What you should do => From top to bottom, each entry below must be reproduced exactly.

──────────────────────────────

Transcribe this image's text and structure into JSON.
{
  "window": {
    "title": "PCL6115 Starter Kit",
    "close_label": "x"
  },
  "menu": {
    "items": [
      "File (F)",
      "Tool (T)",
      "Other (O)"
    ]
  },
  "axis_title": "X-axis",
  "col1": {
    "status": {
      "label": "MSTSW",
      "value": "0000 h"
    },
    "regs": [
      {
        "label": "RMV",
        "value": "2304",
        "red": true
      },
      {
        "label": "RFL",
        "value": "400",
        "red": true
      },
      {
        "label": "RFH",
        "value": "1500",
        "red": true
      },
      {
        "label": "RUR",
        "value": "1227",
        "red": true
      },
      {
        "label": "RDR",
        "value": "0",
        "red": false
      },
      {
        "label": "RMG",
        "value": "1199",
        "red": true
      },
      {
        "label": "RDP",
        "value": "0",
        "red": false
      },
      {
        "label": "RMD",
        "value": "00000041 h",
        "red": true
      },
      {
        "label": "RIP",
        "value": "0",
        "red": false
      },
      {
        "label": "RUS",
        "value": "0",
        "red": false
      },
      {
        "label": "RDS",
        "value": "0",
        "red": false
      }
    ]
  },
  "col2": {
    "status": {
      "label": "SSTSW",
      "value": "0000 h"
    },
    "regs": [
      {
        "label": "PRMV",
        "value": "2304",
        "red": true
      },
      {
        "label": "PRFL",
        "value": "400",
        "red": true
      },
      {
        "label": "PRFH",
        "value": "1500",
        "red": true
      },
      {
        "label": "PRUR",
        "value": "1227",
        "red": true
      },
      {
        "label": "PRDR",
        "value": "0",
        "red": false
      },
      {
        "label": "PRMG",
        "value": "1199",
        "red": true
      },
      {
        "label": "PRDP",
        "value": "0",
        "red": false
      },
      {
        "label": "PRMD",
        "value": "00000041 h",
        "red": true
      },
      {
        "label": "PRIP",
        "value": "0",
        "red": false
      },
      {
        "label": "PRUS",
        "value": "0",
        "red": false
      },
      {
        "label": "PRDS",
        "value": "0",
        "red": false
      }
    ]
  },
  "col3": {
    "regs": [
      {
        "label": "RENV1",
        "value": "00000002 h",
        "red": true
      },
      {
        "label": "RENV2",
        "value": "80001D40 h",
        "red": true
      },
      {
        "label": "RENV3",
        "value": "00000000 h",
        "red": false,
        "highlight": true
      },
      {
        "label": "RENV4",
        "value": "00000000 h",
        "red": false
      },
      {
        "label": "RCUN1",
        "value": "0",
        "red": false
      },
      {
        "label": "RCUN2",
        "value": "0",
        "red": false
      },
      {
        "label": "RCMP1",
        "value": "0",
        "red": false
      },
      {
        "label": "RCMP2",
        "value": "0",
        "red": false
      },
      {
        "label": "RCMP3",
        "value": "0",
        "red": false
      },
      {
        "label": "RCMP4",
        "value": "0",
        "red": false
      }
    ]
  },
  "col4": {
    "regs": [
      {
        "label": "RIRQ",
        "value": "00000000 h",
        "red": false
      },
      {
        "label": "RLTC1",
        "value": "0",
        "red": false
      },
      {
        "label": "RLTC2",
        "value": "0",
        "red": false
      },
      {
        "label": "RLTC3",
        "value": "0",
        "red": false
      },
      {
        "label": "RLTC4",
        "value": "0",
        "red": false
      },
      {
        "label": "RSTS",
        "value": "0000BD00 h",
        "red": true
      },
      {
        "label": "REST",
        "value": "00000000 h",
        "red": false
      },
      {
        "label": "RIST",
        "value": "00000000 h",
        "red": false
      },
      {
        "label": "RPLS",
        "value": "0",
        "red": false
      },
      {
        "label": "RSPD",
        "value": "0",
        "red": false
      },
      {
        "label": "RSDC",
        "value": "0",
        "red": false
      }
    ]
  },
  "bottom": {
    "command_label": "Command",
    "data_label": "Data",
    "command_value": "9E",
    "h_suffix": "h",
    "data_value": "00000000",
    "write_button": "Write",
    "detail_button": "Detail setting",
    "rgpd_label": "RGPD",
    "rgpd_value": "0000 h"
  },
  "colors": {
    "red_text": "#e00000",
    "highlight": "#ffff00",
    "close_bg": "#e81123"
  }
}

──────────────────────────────

Answer section =>
Transcribe this image's text and structure into JSON.
{
  "window": {
    "title": "PCL6115 Starter Kit",
    "close_label": "x"
  },
  "menu": {
    "items": [
      "File (F)",
      "Tool (T)",
      "Other (O)"
    ]
  },
  "axis_title": "X-axis",
  "col1": {
    "status": {
      "label": "MSTSW",
      "value": "0000 h"
    },
    "regs": [
      {
        "label": "RMV",
        "value": "2304",
        "red": true
      },
      {
        "label": "RFL",
        "value": "400",
        "red": true
      },
      {
        "label": "RFH",
        "value": "1500",
        "red": true
      },
      {
        "label": "RUR",
        "value": "1227",
        "red": true
      },
      {
        "label": "RDR",
        "value": "0",
        "red": false
      },
      {
        "label": "RMG",
        "value": "1199",
        "red": true
      },
      {
        "label": "RDP",
        "value": "0",
        "red": false
      },
      {
        "label": "RMD",
        "value": "00000041 h",
        "red": true
      },
      {
        "label": "RIP",
        "value": "0",
        "red": false
      },
      {
        "label": "RUS",
        "value": "0",
        "red": false
      },
      {
        "label": "RDS",
        "value": "0",
        "red": false
      }
    ]
  },
  "col2": {
    "status": {
      "label": "SSTSW",
      "value": "0000 h"
    },
    "regs": [
      {
        "label": "PRMV",
        "value": "2304",
        "red": true
      },
      {
        "label": "PRFL",
        "value": "400",
        "red": true
      },
      {
        "label": "PRFH",
        "value": "1500",
        "red": true
      },
      {
        "label": "PRUR",
        "value": "1227",
        "red": true
      },
      {
        "label": "PRDR",
        "value": "0",
        "red": false
      },
      {
        "label": "PRMG",
        "value": "1199",
        "red": true
      },
      {
        "label": "PRDP",
        "value": "0",
        "red": false
      },
      {
        "label": "PRMD",
        "value": "00000041 h",
        "red": true
      },
      {
        "label": "PRIP",
        "value": "0",
        "red": false
      },
      {
        "label": "PRUS",
        "value": "0",
        "red": false
      },
      {
        "label": "PRDS",
        "value": "0",
        "red": false
      }
    ]
  },
  "col3": {
    "regs": [
      {
        "label": "RENV1",
        "value": "00000002 h",
        "red": true
      },
      {
        "label": "RENV2",
        "value": "80001D40 h",
        "red": true
      },
      {
        "label": "RENV3",
        "value": "00000000 h",
        "red": false,
        "highlight": true
      },
      {
        "label": "RENV4",
        "value": "00000000 h",
        "red": false
      },
      {
        "label": "RCUN1",
        "value": "0",
        "red": false
      },
      {
        "label": "RCUN2",
        "value": "0",
        "red": false
      },
      {
        "label": "RCMP1",
        "value": "0",
        "red": false
      },
      {
        "label": "RCMP2",
        "value": "0",
        "red": false
      },
      {
        "label": "RCMP3",
        "value": "0",
        "red": false
      },
      {
        "label": "RCMP4",
        "value": "0",
        "red": false
      }
    ]
  },
  "col4": {
    "regs": [
      {
        "label": "RIRQ",
        "value": "00000000 h",
        "red": false
      },
      {
        "label": "RLTC1",
        "value": "0",
        "red": false
      },
      {
        "label": "RLTC2",
        "value": "0",
        "red": false
      },
      {
        "label": "RLTC3",
        "value": "0",
        "red": false
      },
      {
        "label": "RLTC4",
        "value": "0",
        "red": false
      },
      {
        "label": "RSTS",
        "value": "0000BD00 h",
        "red": true
      },
      {
        "label": "REST",
        "value": "00000000 h",
        "red": false
      },
      {
        "label": "RIST",
        "value": "00000000 h",
        "red": false
      },
      {
        "label": "RPLS",
        "value": "0",
        "red": false
      },
      {
        "label": "RSPD",
        "value": "0",
        "red": false
      },
      {
        "label": "RSDC",
        "value": "0",
        "red": false
      }
    ]
  },
  "bottom": {
    "command_label": "Command",
    "data_label": "Data",
    "command_value": "9E",
    "h_suffix": "h",
    "data_value": "00000000",
    "write_button": "Write",
    "detail_button": "Detail setting",
    "rgpd_label": "RGPD",
    "rgpd_value": "0000 h"
  },
  "colors": {
    "red_text": "#e00000",
    "highlight": "#ffff00",
    "close_bg": "#e81123"
  }
}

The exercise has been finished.